Speculations that microchip maker AMD might be bought by IBM surfaced the last couple of days, rising AMD's stock shares by 8% yesterday.
Neither parties have commented on the rumour, which however proved to be enough to offer AMD's share a a significant boost. At the same time, IBM's stock was down yesterday by 1.7 percent on the New York Stock Exchange.
Some analysts have predicted that with AMD shares being so low, it might be a good time for IBM to acquire them. IBM has had a research and development expense-sharing agreement with AMD.

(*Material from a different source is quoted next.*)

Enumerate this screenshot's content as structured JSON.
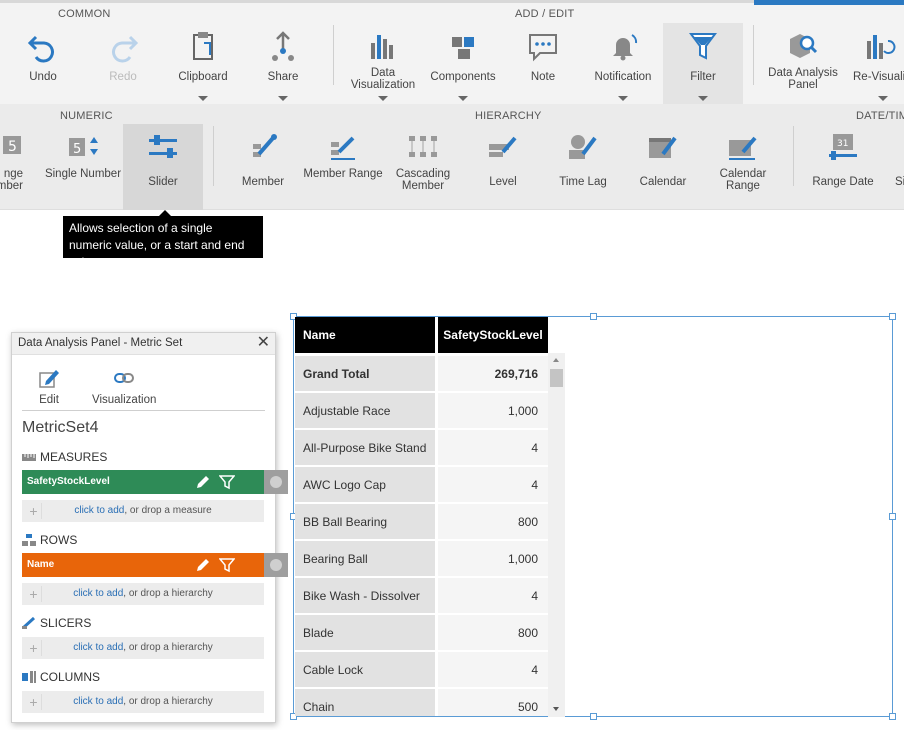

AMD might want to use IBM's East Fishkill, New York, chip-fabrication plant to build microprocessors, in an effort to stengthen its position against rival Intel, who currently has 12 chipmaking plants across the globe, compared to AMD's single chip fabrication plant in Germany.
On the other hand, IBM's recent policy to move away from hardware and manufacturing and moving to software and solutions, make the acquisition a low-probability event. IBM sold its computer hard disk business to Hitachi in 2002 and its PC business to China's Lenovo Group in 2005. Last year, IBM sold its printer business to Japan's Ricoh. Earlier Wednesday, IBM said it was buying privately held AptSoft Corp to expand its business event processing software portfolio.
Mergermarket.com, a mergers-focused news service, reported on the Financial Times' Web site that IBM and AMD could strengthen their current partnership.
"A deal could see IBM's microelectronics division merge with AMD at some point, possibly in the near term," mergermarket.com correspondent David Zielenziger wrote, citing "industry sources."